Tuesday, December 17, 2013

Attack of the advertising track-downer thingies

So... Bev bought me Magix composing software for Nothing-to-do-with-religion-Mas, and so, naturally, ads for that software are popping up everywhere I cyber-travel, including on this blog. As an advertising tactic, how is that supposed to work? I mean, we already bought the product. Hello.

Count me as an advertising-bot skeptic.  That is, I think they function much more as an advertising concept than an advertising reality.  To wit, how many people buy (and re-buy) stuff they just bought?  How many people see an ad for purses/boats/cars/electronics and say, "I must have that, on top of the 10,000 other examples I've bought this week!"?  Tons of money must go into advertising bot technology, and I have to wonder if, in the cyber age, our culture's money, money, money attitude will do the Internet much good.
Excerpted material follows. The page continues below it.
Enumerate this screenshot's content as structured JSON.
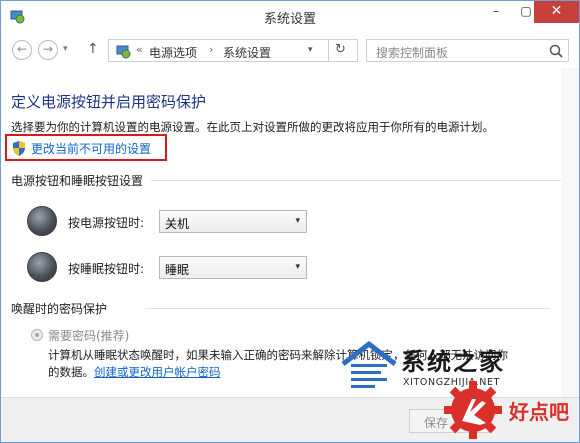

The religion of capitalism--one that we're indoctrinated in from age 0--is that technological advancement goes hand in hand with the quest for profit (and vice versa).  What if that relationship is, in fact, flipped when we're talking about cyberspace?

Anyway, I'm not interested in buying the program Bev just got for me, but thanks anyway, Magix, and keep up the brilliant advertising scheme.



mel said...

That's a perspicacious observation, Lee.

Season's greetings, and good health.

senormedia said...

Well, I'd guess that the bots don't actually know that you've purchased, but only that you've searched. That's probably better, don't you think?

Lee Hartsfeld said...

Interesting. I always get ads for things I've purchased, but Bev reports being bot-stalked (is that a word?) for things she's merely looked at. So, yes. Still seems like a weird advertising approach, but, as you say, at least the bots' knowledge is limited. I've always wanted to type "the bots' knowledge is limited."